Chicago Cubs' Rizzo sprains right ankle; MRI Monday
The Chicago Cubs have suffered their fair share of bodily injuries this season.
They took a blow to their heart and soul Sunday.
Instead of unbridled joy after a 16-6 victory over the Pittsburgh Pirates -- giving the Cubs a series sweep with three games of double-digit run scoring -- there was concern for first baseman and team leader Anthony Rizzo.
Rizzo suffered a right-ankle sprain in the top of the third inning at when he charged in to field a bunt by Pirates pitcher Trevor Williams.
As he turned his ankle, Rizzo took a large divot from the grass with his spikes. He managed to throw wide to first base before collapsing to the ground in pain. After getting attention from the athletic trainers for several minutes, Rizzo got up, but he needed help exiting the field from a trainer and teammate Jason Heyward.

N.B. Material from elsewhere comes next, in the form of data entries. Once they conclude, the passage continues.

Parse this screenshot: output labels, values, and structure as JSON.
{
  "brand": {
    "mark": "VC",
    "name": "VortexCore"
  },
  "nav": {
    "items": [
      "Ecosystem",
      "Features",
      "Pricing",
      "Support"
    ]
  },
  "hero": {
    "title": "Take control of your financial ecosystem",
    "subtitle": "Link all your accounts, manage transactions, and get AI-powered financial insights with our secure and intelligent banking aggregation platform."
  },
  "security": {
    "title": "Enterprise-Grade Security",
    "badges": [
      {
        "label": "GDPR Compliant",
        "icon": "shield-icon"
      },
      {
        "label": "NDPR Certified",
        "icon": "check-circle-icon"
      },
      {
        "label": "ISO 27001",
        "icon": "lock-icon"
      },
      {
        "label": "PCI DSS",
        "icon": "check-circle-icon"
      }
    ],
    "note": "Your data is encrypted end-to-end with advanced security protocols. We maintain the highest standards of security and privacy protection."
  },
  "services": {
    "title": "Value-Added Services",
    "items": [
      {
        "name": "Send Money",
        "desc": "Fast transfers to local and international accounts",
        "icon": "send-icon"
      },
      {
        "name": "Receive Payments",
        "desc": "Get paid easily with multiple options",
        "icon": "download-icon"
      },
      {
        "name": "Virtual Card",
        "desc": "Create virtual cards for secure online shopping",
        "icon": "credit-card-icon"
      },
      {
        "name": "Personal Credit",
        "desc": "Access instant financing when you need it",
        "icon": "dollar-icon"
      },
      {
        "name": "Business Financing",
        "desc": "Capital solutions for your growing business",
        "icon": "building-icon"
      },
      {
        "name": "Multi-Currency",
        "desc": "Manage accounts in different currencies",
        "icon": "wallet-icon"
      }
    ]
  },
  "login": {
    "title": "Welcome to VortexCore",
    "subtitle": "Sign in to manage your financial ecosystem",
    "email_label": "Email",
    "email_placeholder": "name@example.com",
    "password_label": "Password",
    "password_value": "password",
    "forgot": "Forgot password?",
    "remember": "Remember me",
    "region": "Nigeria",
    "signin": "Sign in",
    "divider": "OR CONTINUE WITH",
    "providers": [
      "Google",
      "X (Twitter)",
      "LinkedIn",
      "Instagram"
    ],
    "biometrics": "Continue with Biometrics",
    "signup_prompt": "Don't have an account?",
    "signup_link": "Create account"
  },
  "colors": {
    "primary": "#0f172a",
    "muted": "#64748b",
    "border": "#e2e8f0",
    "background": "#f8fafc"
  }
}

The Cubs said x-rays taken at the park were negative but that Rizzo would undergo an MRI Monday morning to determine the severity of the injury and how much time he might miss.
Just how important Rizzo is to the team was evident as soon as the injury occurred. Wrigley Field became eerily silent, and the Cubs watched as a 3-0 lead quickly evaporated into a 5-3 deficit. But they quickly regrouped in the bottom of the inning with 5 runs and went on to a rout.
"This whole day was just so weird, it was really weird out there after it happened," said third baseman Kris Bryant, Rizzo's buddy. "Everybody was just kind of quiet. I have never really experienced that here. And that just shows how much everybody loves him and why he's so important here. He's always on the field, too.
"It's hard when you see him go down because he's always out there, and I know he wants to be out there playing for us. You know he's going to do everything he can to do that.
"I was sitting there next to him and was like, 'I've never seen him like this.' You never want to see that."
Manager Joe Maddon acknowledged the deflating effect injuries like that can have. But he also said they can be "galvanizing," both within a game and long term.
"When your better guys go down a little bit like that, the other folks realize, 'Hey, let's go,' " Maddon said. "That's part of the mindset, too. You can't permit that to drag you down. We didn't.
"Listen, from the fans' perspective, it is what it is. You're going to be devastated. We are, too, to a certain extent. Then you've got to move it forward."
Maddon then ticked off the players the Cubs had missed or have been missing because of injury or other reasons this season: Javier Baez, Willson Contreras, Ben Zobrist and Bryant, to say nothing of closer Craig Kimbrel.
"We're used to this in a sense, and the depth has got to pick us up," Maddon said.
With the victory, Cubs (81-68) pulled to within 2 games of the St. Louis Cardinals (83-66) for the top spot in the National League Central. They scored 47 runs in the three-game series, beating the Pirates 17-8 Friday and 14-1 Saturday.
The offense picked up starting pitcher Jose Quintana, who fell apart after the Rizzo injury and lasted just 2⅓ innings, giving up 8 hits and 5 runs.
The Cubs scored in every inning they batted but the second. Bryant hit 2 home runs, giving him 31 for the season and making him just the third Cubs third baseman in history with at least 30 homers in multiple seasons. He joined Aramis Ramirez and Hall of Famer Ron Santo. Bryant's 138 career homers are a franchise record for a player over his first five major-league seasons. Bryant surpassed Hall of Famer Ernie Banks, who had 136.
Also hitting homers for the Cubs were Ian Happ, Kyle Schwarber (team-leading 36th) and Jonathan Lucroy.
"Just thinking about what (Banks) did here and what he meant to this team, he's got a statue out front," Bryant said. "That gives me goose bumps when I'm mentioned in the same sentence as that guy. It's really an honor, and I just hope I'm making him proud."